After assessing the car’s overall condition, the next step was to develop some sort of plan for the restoration work. The roof is probably the most critical part of the car’s restoration, as the lack of a good roof has been responsible for almost all of the car’s deterioration. Paradoxically, the way that the car was built, combined with the way that it has deteriorated means that the roof will be almost the last thing to be repaired, even though it is the first priority.
Replacing the roof requires that a lot of work (positioning the roof boards and installing and tightening hundreds of bolts) be done from inside the car while standing on a stepladder. Much of the floor on the western half of the car had rotted to the point that it was incapable of supporting a small child, let alone a full grown adult standing on a step ladder. As such, at least half the floor would have to be repaired before work on the roof could begin.

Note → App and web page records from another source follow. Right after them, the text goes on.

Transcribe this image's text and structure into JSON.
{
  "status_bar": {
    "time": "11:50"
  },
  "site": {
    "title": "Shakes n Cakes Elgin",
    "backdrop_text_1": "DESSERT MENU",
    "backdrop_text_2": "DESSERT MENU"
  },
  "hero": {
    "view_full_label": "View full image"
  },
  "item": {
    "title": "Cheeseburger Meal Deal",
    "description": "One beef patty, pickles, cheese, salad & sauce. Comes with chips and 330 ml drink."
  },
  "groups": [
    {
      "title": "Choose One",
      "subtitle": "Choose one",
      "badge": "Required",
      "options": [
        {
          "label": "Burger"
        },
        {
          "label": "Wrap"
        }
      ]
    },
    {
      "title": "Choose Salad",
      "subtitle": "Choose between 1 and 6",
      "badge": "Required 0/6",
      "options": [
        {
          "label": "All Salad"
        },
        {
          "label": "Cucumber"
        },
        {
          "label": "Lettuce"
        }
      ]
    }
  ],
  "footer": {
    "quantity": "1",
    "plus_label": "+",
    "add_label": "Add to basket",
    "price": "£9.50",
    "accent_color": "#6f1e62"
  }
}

As the budget for the restoration work did not allow for the replacement of the entire floor, the floor will be repaired by patching the existing floor and overlaying it with new pressure treated 2×6’s. The new floorboards will cover the lower row of bolts that attach the plywood wall panels to the metal frame of the walls. As the four worst wall panels were being replaced, this meant that that work had to be done before starting on the floor.
Out of this chaos, a plan was developed for working on the car;
1) Remove and replace the four worst wall panels.
2) Install new flooring on the west end of the car.
3) Fabricate and install a new roof.
4) Install new flooring on the east end of the car.
5) Remove the plywood panels from the doors. Fabricate and install new panels.
6) Install new flooring in the center of the car.
7) Paint the exterior of the car.
Seems simple enough! But then again, it is a railroad car…..